Statins, generally well-tolerated by most users, provide the most effective remedy for reducing low-density lipoprotein – LDL or "bad" cholesterol. They can also help increase your level of high-density lipoprotein – HDL or "good" cholesterol – but not as well as some other cholesterol medications. Your doctor may prescribe statins with other medications, such as prescription-strength niacin. For safety's sake, keep your doctor apprised of all herbs, vitamins and supplements you take as well as medications.
Red Yeast Rice
A supplement called red yeast rice provides some of the same benefits as statins. If you combine red yeast rice and statins, you increase your risk of incurring muscle tissue breakdown.
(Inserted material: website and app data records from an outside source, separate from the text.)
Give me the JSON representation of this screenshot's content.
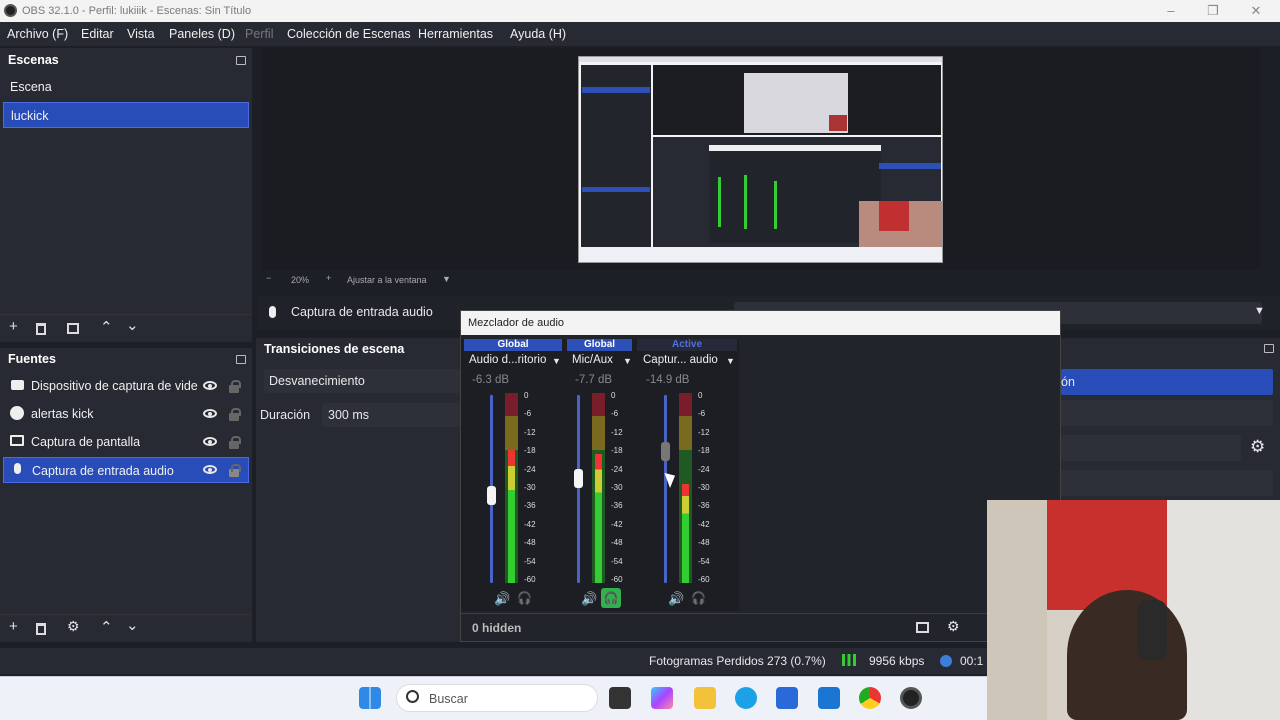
{
  "window": {
    "title": "OBS 32.1.0 - Perfil: lukiiik - Escenas: Sin Título",
    "min": "–",
    "max": "❐",
    "close": "✕"
  },
  "menu": [
    "Archivo (F)",
    "Editar",
    "Vista",
    "Paneles (D)",
    "Perfil",
    "Colección de Escenas",
    "Herramientas",
    "Ayuda (H)"
  ],
  "scenes": {
    "title": "Escenas",
    "items": [
      "Escena",
      "luckick"
    ],
    "selected": 1
  },
  "preview": {
    "zoom": "20%",
    "fit": "Ajustar a la ventana",
    "minus": "−",
    "plus": "+"
  },
  "source_bar": {
    "label": "Captura de entrada audio"
  },
  "sources": {
    "title": "Fuentes",
    "items": [
      {
        "label": "Dispositivo de captura de vide",
        "icon": "camera-icon"
      },
      {
        "label": "alertas kick",
        "icon": "globe-icon"
      },
      {
        "label": "Captura de pantalla",
        "icon": "monitor-icon"
      },
      {
        "label": "Captura de entrada audio",
        "icon": "microphone-icon"
      }
    ],
    "selected": 3
  },
  "transitions": {
    "title": "Transiciones de escena",
    "type": "Desvanecimiento",
    "duration_label": "Duración",
    "duration": "300 ms"
  },
  "controls_partial": {
    "button": "ón"
  },
  "mixer": {
    "title": "Mezclador de audio",
    "hidden": "0 hidden",
    "scale": [
      "0",
      "-6",
      "-12",
      "-18",
      "-24",
      "-30",
      "-36",
      "-42",
      "-48",
      "-54",
      "-60"
    ],
    "strips": [
      {
        "header": "Global",
        "name": "Audio d...ritorio",
        "db": "-6.3 dB",
        "level": 0.7,
        "peak": 0.47,
        "monitor": false
      },
      {
        "header": "Global",
        "name": "Mic/Aux",
        "db": "-7.7 dB",
        "level": 0.68,
        "peak": 0.56,
        "monitor": true
      },
      {
        "header": "Active",
        "name": "Captur... audio",
        "db": "-14.9 dB",
        "level": 0.52,
        "peak": 0.7,
        "monitor": false
      }
    ]
  },
  "status": {
    "dropped": "Fotogramas Perdidos 273 (0.7%)",
    "bitrate": "9956 kbps",
    "time": "00:1"
  },
  "taskbar": {
    "search": "Buscar"
  }
}
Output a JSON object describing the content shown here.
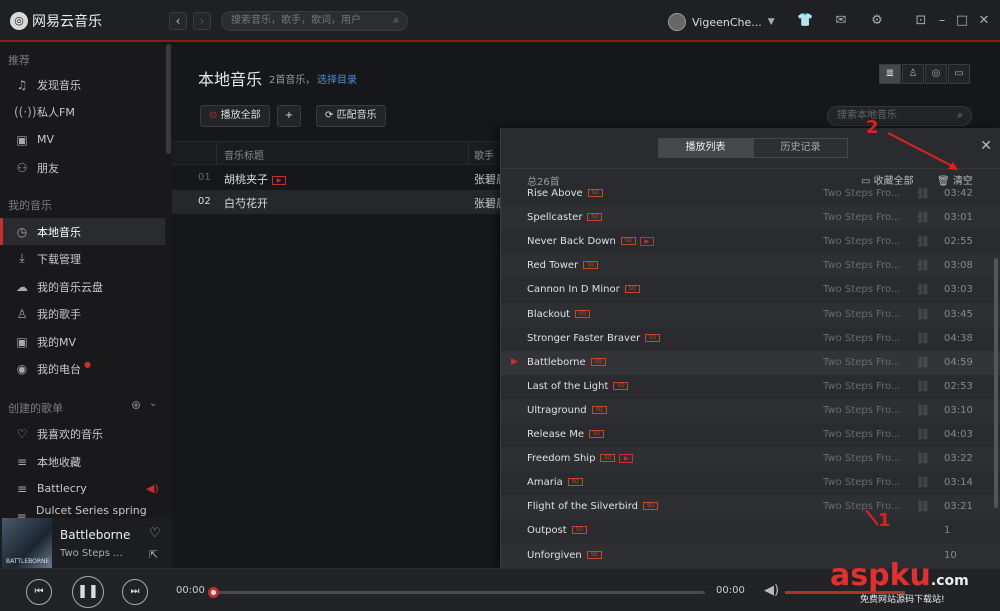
{
  "app": {
    "name": "网易云音乐",
    "search_placeholder": "搜索音乐，歌手，歌词，用户",
    "user": "VigeenChe..."
  },
  "sidebar": {
    "sections": [
      "推荐",
      "我的音乐",
      "创建的歌单"
    ],
    "items": [
      {
        "label": "发现音乐",
        "icon": "music-note-icon"
      },
      {
        "label": "私人FM",
        "icon": "radio-icon"
      },
      {
        "label": "MV",
        "icon": "video-icon"
      },
      {
        "label": "朋友",
        "icon": "friends-icon"
      },
      {
        "label": "本地音乐",
        "icon": "clock-disc-icon"
      },
      {
        "label": "下载管理",
        "icon": "download-icon"
      },
      {
        "label": "我的音乐云盘",
        "icon": "cloud-icon"
      },
      {
        "label": "我的歌手",
        "icon": "person-icon"
      },
      {
        "label": "我的MV",
        "icon": "video-icon"
      },
      {
        "label": "我的电台",
        "icon": "podcast-icon"
      },
      {
        "label": "我喜欢的音乐",
        "icon": "heart-icon"
      },
      {
        "label": "本地收藏",
        "icon": "playlist-icon"
      },
      {
        "label": "Battlecry",
        "icon": "playlist-icon"
      },
      {
        "label": "Dulcet Series spring sp...",
        "icon": "playlist-icon"
      }
    ]
  },
  "now_playing": {
    "title": "Battleborne",
    "artist": "Two Steps ...",
    "cover_text": "BATTLEBORNE"
  },
  "main": {
    "title": "本地音乐",
    "count": "2首音乐，",
    "choose_dir": "选择目录",
    "play_all": "播放全部",
    "add": "+",
    "match": "匹配音乐",
    "local_search_placeholder": "搜索本地音乐",
    "columns": [
      "音乐标题",
      "歌手"
    ],
    "rows": [
      {
        "num": "01",
        "title": "胡桃夹子",
        "artist": "张碧晨"
      },
      {
        "num": "02",
        "title": "白芍花开",
        "artist": "张碧晨"
      }
    ]
  },
  "panel": {
    "tabs": [
      "播放列表",
      "历史记录"
    ],
    "total": "总26首",
    "collect_all": "收藏全部",
    "clear": "清空",
    "songs": [
      {
        "name": "Rise Above",
        "album": "Two Steps Fro...",
        "dur": "03:42",
        "mv": false
      },
      {
        "name": "Spellcaster",
        "album": "Two Steps Fro...",
        "dur": "03:01",
        "mv": false
      },
      {
        "name": "Never Back Down",
        "album": "Two Steps Fro...",
        "dur": "02:55",
        "mv": true
      },
      {
        "name": "Red Tower",
        "album": "Two Steps Fro...",
        "dur": "03:08",
        "mv": false
      },
      {
        "name": "Cannon In D Minor",
        "album": "Two Steps Fro...",
        "dur": "03:03",
        "mv": false
      },
      {
        "name": "Blackout",
        "album": "Two Steps Fro...",
        "dur": "03:45",
        "mv": false
      },
      {
        "name": "Stronger Faster Braver",
        "album": "Two Steps Fro...",
        "dur": "04:38",
        "mv": false
      },
      {
        "name": "Battleborne",
        "album": "Two Steps Fro...",
        "dur": "04:59",
        "mv": false,
        "playing": true
      },
      {
        "name": "Last of the Light",
        "album": "Two Steps Fro...",
        "dur": "02:53",
        "mv": false
      },
      {
        "name": "Ultraground",
        "album": "Two Steps Fro...",
        "dur": "03:10",
        "mv": false
      },
      {
        "name": "Release Me",
        "album": "Two Steps Fro...",
        "dur": "04:03",
        "mv": false
      },
      {
        "name": "Freedom Ship",
        "album": "Two Steps Fro...",
        "dur": "03:22",
        "mv": true
      },
      {
        "name": "Amaria",
        "album": "Two Steps Fro...",
        "dur": "03:14",
        "mv": false
      },
      {
        "name": "Flight of the Silverbird",
        "album": "Two Steps Fro...",
        "dur": "03:21",
        "mv": false
      },
      {
        "name": "Outpost",
        "album": "",
        "dur": "1",
        "mv": false
      },
      {
        "name": "Unforgiven",
        "album": "",
        "dur": "10",
        "mv": false
      }
    ]
  },
  "player": {
    "current": "00:00",
    "total": "00:00"
  },
  "annotations": {
    "one": "1",
    "two": "2"
  },
  "watermark": {
    "text": "aspku",
    "suffix": ".com",
    "sub": "免费网站源码下载站!"
  },
  "colors": {
    "accent": "#c62f2f",
    "annotation": "#e02020"
  }
}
This side effect, formally known as rhabdomolysis, may cause your kidneys to fail and could prove fatal. You may experience muscle cramps if you take statins. This rarely leads to rhabdomolysis, but let your doctor know about any muscle pain. Tests that measure your creatine kinase levels can distinguish the difference between muscle discomfort and rhabdomyolysis.
Vitamins E, C, selenium and beta-carotene reduced the effectiveness of statins, according to the results of a study led by Greg Brown, professor of medicine at Seattle's University of Washington School of Medicine. Participants who took an "antioxidant cocktail" containing the four supplements along with statins and niacin realized less improvement in their HDL cholesterol levels than participants who took just statins and niacin. People who took only antioxidants derived no cholesterol-reducing benefit from them, according to the report published in "New England Journal of Medicine" in November 2001. The American Heart Association advises people taking statins to avoid taking any kind of antioxidants.
Avoid taking grapefruit extract supplements – or eating grapefruit or drinking grapefruit juice – if you take statins. An enzyme in grapefruit impedes your body's ability to metabolize statins. This means you could end up with more statins in your system than intended, causing an accidental overdose. Your risk of side effects, including muscle tissue breakdown, would increase. A single glass of grapefruit juice can reduce your ability to metabolize statins and other medications by as much as 47 percent, according to the Harvard Medical School Family Health Guide.
- Circulation: AHA Science Advisory Antioxidant Vitamin Supplements and Cardiovascular Disease
- NYU Langone Medical Center: Statin Drugs
- New England Journal of Medicine: Simvastatin and Niacin, Antioxidant Vitamins, or the Combination For the Prevention of Coronary Disease
- The New York Times: Experts Reveal…Grapefruit Juice